### RECORDS FOR THIS EXERCISE
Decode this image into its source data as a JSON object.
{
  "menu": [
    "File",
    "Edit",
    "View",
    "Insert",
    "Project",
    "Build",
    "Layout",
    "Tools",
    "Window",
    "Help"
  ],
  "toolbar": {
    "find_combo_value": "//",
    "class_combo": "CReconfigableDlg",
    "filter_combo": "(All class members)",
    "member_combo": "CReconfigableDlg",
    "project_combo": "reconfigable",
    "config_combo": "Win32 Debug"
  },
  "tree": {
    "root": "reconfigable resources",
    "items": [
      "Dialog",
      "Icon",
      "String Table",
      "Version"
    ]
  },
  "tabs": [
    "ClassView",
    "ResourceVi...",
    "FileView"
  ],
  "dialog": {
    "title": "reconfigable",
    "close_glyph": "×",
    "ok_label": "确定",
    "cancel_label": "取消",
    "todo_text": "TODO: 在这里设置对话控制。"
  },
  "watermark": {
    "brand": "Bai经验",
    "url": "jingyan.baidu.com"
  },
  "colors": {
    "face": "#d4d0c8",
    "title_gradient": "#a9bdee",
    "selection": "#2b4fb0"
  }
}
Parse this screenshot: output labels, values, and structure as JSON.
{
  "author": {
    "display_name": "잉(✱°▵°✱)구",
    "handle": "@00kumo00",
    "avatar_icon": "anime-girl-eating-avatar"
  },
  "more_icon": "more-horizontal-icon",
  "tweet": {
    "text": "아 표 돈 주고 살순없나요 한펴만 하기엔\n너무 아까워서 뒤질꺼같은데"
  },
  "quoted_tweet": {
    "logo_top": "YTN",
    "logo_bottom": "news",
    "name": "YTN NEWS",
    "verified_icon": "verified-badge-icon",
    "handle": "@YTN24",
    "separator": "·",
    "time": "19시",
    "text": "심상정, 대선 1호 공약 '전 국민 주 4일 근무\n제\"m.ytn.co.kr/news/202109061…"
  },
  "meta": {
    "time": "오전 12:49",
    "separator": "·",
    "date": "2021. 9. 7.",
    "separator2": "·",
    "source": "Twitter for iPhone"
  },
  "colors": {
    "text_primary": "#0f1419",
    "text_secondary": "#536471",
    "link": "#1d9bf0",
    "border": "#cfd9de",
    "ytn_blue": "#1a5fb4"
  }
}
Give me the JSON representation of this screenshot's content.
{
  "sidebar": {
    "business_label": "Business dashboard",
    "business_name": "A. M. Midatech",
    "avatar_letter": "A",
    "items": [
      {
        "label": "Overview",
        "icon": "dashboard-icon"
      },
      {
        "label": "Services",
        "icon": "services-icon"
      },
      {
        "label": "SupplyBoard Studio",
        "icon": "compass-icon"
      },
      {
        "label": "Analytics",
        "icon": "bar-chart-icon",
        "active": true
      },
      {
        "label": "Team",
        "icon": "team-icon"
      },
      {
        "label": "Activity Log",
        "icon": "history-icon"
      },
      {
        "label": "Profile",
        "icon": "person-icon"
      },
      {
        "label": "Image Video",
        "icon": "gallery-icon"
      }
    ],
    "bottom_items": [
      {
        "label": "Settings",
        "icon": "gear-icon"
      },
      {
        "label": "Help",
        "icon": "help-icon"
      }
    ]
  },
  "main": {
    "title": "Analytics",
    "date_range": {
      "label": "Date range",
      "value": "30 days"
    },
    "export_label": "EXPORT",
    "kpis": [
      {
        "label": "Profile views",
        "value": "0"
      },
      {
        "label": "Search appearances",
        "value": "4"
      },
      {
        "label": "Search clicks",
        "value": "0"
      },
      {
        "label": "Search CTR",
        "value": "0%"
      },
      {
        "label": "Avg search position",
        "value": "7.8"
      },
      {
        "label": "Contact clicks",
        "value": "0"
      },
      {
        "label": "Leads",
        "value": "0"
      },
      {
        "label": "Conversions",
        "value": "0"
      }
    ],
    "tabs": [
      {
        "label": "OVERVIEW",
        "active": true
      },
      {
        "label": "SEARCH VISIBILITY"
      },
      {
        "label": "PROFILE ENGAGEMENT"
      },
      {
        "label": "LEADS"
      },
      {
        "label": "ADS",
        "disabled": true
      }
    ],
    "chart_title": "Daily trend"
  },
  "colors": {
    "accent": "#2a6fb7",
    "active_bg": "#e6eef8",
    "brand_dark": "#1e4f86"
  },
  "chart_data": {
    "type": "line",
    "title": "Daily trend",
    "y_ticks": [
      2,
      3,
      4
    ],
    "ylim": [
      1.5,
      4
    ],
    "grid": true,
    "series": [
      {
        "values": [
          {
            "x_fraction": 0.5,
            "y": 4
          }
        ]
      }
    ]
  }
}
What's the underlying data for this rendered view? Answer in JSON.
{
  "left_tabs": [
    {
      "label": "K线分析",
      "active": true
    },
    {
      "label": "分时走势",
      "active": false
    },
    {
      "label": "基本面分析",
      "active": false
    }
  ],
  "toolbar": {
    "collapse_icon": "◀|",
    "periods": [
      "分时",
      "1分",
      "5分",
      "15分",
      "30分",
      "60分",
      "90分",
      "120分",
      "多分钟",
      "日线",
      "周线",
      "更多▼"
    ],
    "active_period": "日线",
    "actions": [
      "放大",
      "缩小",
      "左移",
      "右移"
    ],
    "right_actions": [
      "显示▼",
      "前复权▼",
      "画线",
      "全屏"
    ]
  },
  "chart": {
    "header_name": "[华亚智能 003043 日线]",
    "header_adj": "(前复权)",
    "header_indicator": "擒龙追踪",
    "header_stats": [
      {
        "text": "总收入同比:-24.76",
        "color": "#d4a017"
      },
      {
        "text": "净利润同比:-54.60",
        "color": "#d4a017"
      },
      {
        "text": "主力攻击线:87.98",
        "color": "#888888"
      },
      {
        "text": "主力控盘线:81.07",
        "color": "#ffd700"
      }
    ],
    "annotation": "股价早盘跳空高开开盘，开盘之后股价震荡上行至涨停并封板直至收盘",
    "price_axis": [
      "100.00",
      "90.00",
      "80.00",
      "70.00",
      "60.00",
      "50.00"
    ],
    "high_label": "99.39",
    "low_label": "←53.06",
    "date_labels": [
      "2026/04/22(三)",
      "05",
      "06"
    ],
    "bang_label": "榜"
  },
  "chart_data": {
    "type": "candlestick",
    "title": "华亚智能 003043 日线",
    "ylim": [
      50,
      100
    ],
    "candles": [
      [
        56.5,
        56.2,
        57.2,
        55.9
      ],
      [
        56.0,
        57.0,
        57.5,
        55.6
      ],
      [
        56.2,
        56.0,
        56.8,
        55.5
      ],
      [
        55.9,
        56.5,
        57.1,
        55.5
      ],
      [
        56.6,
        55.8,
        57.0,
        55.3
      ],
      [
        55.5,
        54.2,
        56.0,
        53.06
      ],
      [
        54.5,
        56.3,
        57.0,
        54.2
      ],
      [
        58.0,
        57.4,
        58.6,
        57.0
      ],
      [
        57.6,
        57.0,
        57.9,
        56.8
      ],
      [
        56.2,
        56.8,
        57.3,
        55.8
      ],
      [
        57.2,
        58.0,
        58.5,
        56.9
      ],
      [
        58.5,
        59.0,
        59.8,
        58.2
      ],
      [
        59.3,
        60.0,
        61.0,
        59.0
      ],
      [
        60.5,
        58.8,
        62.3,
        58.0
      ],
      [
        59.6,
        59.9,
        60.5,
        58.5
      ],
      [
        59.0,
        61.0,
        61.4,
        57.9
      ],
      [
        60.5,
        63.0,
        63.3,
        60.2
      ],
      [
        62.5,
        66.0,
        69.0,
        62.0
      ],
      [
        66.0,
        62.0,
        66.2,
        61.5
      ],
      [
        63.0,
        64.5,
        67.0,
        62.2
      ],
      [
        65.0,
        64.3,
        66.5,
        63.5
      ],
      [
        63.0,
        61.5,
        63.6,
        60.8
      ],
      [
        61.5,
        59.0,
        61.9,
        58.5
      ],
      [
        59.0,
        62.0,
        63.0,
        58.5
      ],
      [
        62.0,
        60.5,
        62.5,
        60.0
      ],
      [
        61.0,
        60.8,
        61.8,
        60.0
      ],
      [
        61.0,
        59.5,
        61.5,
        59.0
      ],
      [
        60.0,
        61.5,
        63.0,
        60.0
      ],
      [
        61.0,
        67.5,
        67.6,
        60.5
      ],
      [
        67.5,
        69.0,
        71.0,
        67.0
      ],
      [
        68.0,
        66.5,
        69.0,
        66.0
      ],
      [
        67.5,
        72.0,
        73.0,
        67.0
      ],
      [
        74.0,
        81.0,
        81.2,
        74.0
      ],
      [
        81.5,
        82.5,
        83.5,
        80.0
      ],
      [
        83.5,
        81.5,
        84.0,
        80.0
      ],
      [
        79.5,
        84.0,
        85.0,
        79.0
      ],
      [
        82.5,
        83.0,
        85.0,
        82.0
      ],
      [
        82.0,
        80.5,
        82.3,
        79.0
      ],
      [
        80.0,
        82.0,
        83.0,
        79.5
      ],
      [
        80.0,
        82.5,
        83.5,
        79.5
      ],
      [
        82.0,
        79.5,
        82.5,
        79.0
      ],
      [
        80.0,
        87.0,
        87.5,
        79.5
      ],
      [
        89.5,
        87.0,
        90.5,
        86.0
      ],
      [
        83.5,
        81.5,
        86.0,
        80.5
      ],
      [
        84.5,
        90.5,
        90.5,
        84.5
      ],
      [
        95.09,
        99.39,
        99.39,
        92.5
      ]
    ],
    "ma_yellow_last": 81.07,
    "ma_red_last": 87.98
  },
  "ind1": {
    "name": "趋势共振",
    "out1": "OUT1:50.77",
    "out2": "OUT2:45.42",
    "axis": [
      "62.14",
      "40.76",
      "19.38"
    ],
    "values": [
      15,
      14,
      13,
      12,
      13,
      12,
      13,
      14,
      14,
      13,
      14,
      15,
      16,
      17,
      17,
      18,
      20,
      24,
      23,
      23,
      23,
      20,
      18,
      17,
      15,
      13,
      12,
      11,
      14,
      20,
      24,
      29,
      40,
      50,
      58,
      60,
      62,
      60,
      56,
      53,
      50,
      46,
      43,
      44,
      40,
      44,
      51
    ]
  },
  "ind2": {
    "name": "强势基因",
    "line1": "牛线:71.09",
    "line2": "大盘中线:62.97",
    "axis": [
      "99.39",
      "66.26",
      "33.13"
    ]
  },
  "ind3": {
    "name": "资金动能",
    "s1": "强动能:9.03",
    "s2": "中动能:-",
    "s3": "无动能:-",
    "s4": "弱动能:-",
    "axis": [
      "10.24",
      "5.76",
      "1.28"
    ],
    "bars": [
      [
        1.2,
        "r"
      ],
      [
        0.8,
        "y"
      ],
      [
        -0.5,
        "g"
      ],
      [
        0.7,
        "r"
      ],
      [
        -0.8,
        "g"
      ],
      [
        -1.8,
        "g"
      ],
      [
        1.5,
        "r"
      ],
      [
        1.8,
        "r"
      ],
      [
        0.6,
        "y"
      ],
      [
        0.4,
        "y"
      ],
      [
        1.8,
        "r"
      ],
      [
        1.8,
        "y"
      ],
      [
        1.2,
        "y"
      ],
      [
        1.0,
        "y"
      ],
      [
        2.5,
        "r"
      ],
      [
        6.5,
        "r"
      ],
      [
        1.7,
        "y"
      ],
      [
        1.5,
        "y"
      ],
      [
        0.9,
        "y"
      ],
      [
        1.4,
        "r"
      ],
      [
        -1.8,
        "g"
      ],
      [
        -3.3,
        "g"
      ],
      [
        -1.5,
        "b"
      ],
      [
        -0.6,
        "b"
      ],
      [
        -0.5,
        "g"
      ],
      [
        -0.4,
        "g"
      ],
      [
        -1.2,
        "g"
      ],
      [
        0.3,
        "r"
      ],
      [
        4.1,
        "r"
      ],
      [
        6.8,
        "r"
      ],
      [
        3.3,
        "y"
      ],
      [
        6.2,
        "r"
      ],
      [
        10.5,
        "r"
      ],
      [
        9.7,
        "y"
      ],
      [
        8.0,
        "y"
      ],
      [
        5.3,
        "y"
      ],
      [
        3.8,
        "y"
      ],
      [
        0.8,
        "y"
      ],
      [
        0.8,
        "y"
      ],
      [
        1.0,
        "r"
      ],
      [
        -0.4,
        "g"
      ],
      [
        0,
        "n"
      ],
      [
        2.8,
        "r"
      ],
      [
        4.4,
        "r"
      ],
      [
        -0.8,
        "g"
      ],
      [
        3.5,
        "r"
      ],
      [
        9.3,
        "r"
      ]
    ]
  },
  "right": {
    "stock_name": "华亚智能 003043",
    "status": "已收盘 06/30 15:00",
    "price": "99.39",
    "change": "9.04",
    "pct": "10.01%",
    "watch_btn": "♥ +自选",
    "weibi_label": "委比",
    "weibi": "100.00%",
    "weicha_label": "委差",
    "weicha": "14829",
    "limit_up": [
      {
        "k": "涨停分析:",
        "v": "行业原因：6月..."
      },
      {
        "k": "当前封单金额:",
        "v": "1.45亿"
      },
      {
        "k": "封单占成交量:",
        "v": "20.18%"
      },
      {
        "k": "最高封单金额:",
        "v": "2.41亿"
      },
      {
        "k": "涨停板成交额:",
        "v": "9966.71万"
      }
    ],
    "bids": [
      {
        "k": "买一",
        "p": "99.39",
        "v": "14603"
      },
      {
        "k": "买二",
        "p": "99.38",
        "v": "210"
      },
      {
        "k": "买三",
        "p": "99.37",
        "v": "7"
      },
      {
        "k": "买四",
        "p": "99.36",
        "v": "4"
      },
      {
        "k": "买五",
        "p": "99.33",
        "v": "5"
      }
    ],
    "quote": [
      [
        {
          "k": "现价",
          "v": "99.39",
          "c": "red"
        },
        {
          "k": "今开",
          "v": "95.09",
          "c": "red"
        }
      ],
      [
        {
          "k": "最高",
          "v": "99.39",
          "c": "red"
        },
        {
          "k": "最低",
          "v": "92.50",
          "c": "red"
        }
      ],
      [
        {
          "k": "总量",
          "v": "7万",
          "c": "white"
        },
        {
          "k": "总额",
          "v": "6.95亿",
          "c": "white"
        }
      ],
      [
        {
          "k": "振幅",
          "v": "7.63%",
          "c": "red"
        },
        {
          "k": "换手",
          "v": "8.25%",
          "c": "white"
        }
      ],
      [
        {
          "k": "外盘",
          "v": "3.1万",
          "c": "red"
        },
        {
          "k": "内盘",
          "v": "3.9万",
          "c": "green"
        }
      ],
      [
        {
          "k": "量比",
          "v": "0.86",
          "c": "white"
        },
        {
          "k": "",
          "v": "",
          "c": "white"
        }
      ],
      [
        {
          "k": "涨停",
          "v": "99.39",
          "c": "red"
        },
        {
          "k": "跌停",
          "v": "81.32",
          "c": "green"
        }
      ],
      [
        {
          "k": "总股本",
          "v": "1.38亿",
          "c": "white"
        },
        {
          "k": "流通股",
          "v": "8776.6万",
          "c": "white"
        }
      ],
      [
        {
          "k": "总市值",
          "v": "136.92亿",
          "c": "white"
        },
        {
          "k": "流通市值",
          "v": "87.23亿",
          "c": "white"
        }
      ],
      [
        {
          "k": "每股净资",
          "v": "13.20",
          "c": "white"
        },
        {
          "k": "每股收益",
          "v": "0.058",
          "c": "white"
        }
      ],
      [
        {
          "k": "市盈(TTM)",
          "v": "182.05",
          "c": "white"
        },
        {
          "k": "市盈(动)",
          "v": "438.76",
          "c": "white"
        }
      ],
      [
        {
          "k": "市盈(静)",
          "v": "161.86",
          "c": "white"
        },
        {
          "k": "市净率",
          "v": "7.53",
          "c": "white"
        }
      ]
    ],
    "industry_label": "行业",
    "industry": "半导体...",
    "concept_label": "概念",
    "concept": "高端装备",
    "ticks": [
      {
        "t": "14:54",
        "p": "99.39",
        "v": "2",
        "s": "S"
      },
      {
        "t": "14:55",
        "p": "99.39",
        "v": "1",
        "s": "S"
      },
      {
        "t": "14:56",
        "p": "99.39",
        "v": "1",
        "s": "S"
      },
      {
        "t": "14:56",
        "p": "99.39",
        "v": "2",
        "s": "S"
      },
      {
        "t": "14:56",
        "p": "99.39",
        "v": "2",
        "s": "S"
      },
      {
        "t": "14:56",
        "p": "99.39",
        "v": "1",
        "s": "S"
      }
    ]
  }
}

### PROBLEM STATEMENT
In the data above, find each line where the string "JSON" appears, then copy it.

### SOLUTION FOR THIS TASK
Decode this image into its source data as a JSON object.
Parse this screenshot: output labels, values, and structure as JSON.
Give me the JSON representation of this screenshot's content.
What's the underlying data for this rendered view? Answer in JSON.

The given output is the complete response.